Problem details:
Using the records below, count the lines with "icon" in them. Give the number only.

Data extract:
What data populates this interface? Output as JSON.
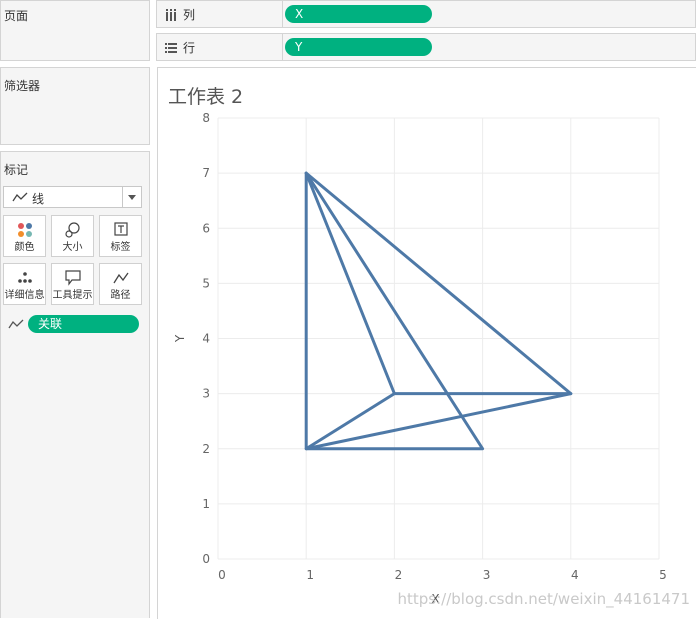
{
  "left_panel": {
    "pages_title": "页面",
    "filters_title": "筛选器",
    "marks_title": "标记",
    "mark_type": "线",
    "mark_buttons": [
      {
        "label": "颜色",
        "icon": "color-dots-icon"
      },
      {
        "label": "大小",
        "icon": "size-icon"
      },
      {
        "label": "标签",
        "icon": "label-icon"
      },
      {
        "label": "详细信息",
        "icon": "detail-icon"
      },
      {
        "label": "工具提示",
        "icon": "tooltip-icon"
      },
      {
        "label": "路径",
        "icon": "path-icon"
      }
    ],
    "path_field": "关联"
  },
  "shelves": {
    "columns_label": "列",
    "columns_pill": "X",
    "rows_label": "行",
    "rows_pill": "Y"
  },
  "worksheet": {
    "title": "工作表 2"
  },
  "colors": {
    "pill": "#00b180",
    "line": "#4e79a7"
  },
  "chart_data": {
    "type": "line",
    "xlabel": "X",
    "ylabel": "Y",
    "xlim": [
      0,
      5
    ],
    "ylim": [
      0,
      8
    ],
    "x_ticks": [
      "0",
      "1",
      "2",
      "3",
      "4",
      "5"
    ],
    "y_ticks": [
      "0",
      "1",
      "2",
      "3",
      "4",
      "5",
      "6",
      "7",
      "8"
    ],
    "grid": true,
    "series": [
      {
        "points": [
          [
            1,
            7
          ],
          [
            4,
            3
          ],
          [
            1,
            2
          ],
          [
            1,
            7
          ]
        ]
      },
      {
        "points": [
          [
            1,
            7
          ],
          [
            2,
            3
          ],
          [
            4,
            3
          ]
        ]
      },
      {
        "points": [
          [
            1,
            7
          ],
          [
            3,
            2
          ],
          [
            1,
            2
          ],
          [
            2,
            3
          ]
        ]
      }
    ]
  },
  "watermark": "https://blog.csdn.net/weixin_44161471"
}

Written response:
6